  There are different types of pans to cook with, and some of them are not necessarily good to use. When I first married, I received an aluminum set of pots and pans. Little did I know that aluminum was not good to cook your food with. When I stopped using aluminum, I went right over to Teflon. I thought it was great! So easy to clean and cook with! I definitely was not going to use something as difficult as my grandmother used, which was pots and pans of cast iron.
   Well, years later, after many cooking experiences, I gave the cast iron skillet a try. It wasn't as hard as I thought it would be to use. One thing that bothered me at first was that you don't use soap on cast iron pans. But I got used to the idea, and learned the curve on cooking and cleaning up cast iron pans.
   Cast iron pans have to be seasoned as well. That is what helps them to have a somewhat non-stick finish to them. There are probably a lot of web sites that have directions on how to care for them, and here is one I just found:

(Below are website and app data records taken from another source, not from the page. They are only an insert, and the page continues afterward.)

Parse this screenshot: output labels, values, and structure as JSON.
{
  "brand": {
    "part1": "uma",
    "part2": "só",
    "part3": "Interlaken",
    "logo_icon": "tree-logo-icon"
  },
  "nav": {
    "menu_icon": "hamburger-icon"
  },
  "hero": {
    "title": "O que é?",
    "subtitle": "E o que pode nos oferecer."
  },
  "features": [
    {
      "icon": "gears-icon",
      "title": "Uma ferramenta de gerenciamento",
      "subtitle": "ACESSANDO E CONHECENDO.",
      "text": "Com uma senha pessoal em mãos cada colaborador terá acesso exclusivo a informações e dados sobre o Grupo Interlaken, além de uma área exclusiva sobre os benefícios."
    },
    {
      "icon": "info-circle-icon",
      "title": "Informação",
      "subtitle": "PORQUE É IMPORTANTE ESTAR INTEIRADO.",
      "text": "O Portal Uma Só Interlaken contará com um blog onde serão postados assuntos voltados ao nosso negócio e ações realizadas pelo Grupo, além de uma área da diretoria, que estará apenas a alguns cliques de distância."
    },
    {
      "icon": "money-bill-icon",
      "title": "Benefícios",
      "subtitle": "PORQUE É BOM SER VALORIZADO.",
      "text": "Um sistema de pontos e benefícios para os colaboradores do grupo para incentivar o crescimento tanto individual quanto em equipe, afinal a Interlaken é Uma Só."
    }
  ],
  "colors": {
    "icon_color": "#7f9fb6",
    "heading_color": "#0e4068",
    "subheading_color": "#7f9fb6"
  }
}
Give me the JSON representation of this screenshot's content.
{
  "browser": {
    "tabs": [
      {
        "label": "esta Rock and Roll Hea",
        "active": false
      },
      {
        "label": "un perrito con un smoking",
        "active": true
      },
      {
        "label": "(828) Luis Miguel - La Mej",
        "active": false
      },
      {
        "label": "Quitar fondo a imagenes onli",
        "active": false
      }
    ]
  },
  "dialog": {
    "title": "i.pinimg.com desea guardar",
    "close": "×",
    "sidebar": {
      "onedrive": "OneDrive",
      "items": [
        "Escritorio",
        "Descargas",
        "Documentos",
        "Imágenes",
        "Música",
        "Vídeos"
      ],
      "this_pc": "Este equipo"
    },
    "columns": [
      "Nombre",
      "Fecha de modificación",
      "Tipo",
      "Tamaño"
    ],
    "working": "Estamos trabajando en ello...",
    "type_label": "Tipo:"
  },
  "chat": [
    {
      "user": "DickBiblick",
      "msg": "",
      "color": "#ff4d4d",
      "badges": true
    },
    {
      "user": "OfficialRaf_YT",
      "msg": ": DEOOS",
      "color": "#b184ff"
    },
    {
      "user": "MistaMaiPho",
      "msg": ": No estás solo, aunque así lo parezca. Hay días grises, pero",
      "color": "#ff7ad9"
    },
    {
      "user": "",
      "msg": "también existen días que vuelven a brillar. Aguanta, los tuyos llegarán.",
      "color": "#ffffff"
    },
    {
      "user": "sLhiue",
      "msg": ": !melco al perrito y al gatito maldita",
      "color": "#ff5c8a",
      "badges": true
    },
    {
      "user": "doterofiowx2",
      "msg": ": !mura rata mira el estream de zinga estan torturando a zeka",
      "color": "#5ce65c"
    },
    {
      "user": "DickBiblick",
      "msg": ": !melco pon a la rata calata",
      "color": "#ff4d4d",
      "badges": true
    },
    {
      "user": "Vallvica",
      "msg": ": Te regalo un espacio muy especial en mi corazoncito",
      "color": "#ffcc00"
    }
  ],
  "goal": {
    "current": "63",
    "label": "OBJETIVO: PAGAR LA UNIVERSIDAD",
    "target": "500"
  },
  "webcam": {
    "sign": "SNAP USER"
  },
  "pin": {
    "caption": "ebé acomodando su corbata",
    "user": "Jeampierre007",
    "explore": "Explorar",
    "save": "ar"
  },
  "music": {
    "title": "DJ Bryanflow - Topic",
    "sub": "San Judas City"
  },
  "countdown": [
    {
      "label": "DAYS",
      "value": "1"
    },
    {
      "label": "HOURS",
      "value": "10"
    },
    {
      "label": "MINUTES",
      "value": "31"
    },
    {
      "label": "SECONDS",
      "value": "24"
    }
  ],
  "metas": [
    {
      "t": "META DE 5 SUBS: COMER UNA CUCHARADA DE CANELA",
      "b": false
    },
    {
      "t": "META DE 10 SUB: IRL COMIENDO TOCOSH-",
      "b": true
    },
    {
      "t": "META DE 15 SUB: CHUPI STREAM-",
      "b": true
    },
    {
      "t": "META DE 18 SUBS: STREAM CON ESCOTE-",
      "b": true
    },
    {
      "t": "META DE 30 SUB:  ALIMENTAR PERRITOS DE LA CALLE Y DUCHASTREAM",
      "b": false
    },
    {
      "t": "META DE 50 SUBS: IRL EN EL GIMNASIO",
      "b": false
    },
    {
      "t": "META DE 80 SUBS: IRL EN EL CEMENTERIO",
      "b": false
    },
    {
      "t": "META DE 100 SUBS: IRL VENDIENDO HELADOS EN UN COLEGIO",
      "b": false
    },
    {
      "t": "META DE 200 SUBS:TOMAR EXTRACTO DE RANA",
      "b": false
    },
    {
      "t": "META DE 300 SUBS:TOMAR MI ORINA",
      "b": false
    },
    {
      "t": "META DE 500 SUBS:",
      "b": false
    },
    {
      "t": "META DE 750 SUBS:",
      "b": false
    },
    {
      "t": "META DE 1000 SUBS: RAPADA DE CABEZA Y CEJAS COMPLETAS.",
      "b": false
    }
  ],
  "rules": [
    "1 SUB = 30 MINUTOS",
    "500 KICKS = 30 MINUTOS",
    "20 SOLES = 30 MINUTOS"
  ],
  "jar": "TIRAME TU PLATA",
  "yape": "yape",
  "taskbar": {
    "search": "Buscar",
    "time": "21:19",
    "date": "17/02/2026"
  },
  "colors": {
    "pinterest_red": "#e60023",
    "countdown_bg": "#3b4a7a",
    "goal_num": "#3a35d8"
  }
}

Our ancestors had it right when they used cast iron cookware. Plus, you can actually use the pots and pans over a fire as well as on the stove or in the oven. So, I know if you begin to use cast iron, you will end up enjoying it and it will benefit you in many ways.

Thursday, May 3, 2012

Beyond Organic Insider: Is Organic Overpriced?

Beyond Organic Insider: Is Organic Overpriced?: As I travel the country educating people about the short-comings of our modern food system and urging people to choose organically grown, su...